We know that computers understand programming languages but how about making them understand human language, the language that you and me speak? Natural Language Processing (NLP)...
By: Vijay Mhaskar | May 28, 2015
Simple way by which we an achieve exact matching in Solr is by using the default string type. It is exact phrase matching. string is a useful type for facet where we search the index by using the text pulled from the index itself.
Exactish phrase match
Most of the time while searching phrases we want Solr to ignore case, punctuation, whitespace or stemming etc. If someone types in a full query, but misses a bracket, in this case it should assume they want that particular item.
Solr’s default phrase matching doesn’t differentiate between a phrase that matches the whole target string and only part of that target string. For this, we’ll need a decent text fieldtype and a way to “anchor” the search to both ends of the target string.
Here we will create a text type that will only phrase match if the query string exactishly-matches the whole field. We’ll phrase-search on this field and boost it way up.
<fieldtype name="text_lr" class="solr.TextField" positionIncrementGap="1000"> <analyzer> <charFilter class="solr.PatternReplaceCharFilterFactory" pattern="^(.*)$" replacement="AAAA $1 ZZZZ" /> <tokenizer class="solr.ICUTokenizerFactory"/> <filter class="solr.ICUFoldingFilterFactory"/> </analyzer> </fieldtype>
Let’s index “Computer science in USA” in a normal text field. A normal solr phrase query q=”Science in USA” will match on that value, because the query phrase is fully contained in the indexed phrase. But what happens if we index into a text_lr field?
Indexing “Computer science in USA” becomes aaaa Computer science in USA zzzz .
Search terms “Science in USA” becomes aaaa Science in USA zzzz . Then phrase searching will compare the two transformed values using normal Solr rules, and will find that they are not matching.

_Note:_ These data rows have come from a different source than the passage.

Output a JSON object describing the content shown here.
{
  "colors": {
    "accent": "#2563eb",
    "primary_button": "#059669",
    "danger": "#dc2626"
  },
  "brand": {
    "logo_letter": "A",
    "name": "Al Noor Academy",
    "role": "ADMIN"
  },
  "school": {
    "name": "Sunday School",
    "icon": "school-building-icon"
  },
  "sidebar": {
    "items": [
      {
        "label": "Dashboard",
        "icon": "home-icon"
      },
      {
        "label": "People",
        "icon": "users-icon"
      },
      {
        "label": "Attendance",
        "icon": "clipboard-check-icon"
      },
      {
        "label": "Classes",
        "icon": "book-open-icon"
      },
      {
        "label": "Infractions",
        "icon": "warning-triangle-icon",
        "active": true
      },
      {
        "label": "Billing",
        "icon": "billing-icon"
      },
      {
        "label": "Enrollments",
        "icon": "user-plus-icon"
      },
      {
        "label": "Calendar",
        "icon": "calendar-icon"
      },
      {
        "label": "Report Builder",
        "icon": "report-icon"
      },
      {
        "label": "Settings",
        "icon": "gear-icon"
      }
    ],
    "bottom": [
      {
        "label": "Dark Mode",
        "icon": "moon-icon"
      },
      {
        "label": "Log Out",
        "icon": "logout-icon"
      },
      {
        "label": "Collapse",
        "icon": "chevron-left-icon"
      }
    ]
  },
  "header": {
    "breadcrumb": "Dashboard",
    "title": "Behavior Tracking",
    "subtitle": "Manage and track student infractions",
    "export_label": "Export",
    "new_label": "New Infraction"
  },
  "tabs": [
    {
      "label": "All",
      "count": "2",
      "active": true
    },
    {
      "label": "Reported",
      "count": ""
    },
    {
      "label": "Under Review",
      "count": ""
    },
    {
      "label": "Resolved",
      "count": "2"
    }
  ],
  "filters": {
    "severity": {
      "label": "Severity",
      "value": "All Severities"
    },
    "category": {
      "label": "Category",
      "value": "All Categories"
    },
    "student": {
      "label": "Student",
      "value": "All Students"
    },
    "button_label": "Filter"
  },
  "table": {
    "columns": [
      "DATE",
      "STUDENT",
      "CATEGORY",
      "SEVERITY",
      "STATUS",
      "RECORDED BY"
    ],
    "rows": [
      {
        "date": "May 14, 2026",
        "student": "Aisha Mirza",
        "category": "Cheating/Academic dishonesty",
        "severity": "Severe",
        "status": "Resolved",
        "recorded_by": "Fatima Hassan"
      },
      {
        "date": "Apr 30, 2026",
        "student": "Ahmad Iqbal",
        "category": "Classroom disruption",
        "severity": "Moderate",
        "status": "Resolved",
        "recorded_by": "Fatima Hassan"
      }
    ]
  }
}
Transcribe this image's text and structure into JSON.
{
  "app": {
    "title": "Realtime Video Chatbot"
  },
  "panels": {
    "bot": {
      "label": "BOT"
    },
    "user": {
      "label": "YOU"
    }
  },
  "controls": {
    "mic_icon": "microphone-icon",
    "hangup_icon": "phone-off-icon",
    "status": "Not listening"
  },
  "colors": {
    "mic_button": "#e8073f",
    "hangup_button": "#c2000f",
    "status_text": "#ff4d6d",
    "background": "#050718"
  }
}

Things to remember
Here any non-phrase query will match every field that uses this fieldtype so use anchored fieldtypes for phrase queries only when you want exactish matches.
You can use other string instead of AAAA and ZZZZ which will not be part of your data. and by adding only one of ‘AAAA’ or ‘ZZZZ’, we can have left-anchored and right-anchored searches as well.